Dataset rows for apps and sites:
****

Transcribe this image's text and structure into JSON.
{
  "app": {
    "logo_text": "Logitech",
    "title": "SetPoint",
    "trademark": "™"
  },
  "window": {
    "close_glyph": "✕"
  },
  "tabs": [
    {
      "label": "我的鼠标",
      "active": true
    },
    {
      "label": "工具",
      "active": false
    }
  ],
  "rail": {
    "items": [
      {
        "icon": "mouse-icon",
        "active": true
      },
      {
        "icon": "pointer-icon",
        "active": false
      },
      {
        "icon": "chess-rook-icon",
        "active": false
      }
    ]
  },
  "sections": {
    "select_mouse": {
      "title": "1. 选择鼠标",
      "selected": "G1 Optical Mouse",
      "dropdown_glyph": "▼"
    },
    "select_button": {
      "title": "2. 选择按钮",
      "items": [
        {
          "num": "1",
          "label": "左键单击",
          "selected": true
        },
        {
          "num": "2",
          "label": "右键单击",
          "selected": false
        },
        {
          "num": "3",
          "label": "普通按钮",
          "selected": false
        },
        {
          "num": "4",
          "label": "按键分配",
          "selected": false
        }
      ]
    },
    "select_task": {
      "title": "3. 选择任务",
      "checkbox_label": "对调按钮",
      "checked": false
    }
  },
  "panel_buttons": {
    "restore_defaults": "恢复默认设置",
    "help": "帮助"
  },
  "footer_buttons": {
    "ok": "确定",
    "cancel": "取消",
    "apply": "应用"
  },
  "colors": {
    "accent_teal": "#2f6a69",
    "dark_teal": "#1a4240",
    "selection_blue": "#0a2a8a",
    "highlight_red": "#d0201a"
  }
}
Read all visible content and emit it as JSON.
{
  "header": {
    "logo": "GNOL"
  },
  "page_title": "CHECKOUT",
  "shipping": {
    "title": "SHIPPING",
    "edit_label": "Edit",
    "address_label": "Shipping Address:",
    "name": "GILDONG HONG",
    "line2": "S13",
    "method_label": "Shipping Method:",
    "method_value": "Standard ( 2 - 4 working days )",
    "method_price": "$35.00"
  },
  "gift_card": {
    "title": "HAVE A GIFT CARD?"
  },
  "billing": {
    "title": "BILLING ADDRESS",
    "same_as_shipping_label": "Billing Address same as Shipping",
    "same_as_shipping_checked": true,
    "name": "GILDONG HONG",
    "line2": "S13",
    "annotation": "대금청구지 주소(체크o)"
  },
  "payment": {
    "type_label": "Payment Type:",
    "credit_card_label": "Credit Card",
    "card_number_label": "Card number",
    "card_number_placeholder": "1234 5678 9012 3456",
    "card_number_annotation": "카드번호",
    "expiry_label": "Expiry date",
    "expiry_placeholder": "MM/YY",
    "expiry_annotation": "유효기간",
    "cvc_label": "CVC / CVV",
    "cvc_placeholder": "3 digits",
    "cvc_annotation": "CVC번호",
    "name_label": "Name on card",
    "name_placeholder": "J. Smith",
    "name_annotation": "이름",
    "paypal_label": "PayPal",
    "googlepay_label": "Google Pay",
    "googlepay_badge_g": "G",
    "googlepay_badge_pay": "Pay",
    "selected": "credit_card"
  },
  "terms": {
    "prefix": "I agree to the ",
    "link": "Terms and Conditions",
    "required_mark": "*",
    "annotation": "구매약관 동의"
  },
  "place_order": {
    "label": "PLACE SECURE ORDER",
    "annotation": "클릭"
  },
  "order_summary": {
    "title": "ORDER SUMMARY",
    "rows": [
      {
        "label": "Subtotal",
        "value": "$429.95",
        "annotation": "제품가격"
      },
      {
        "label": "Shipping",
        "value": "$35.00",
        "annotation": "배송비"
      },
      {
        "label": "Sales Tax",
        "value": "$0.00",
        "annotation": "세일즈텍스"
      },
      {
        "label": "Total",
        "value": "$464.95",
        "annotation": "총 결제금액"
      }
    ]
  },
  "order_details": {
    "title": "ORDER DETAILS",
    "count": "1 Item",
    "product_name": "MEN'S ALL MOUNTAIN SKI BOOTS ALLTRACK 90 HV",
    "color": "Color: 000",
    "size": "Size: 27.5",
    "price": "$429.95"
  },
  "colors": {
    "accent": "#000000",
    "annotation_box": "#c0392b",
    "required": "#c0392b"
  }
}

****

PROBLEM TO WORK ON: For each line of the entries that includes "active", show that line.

TASK OUTPUT:
      "active": true
      "active": false
        "active": true
        "active": false
        "active": false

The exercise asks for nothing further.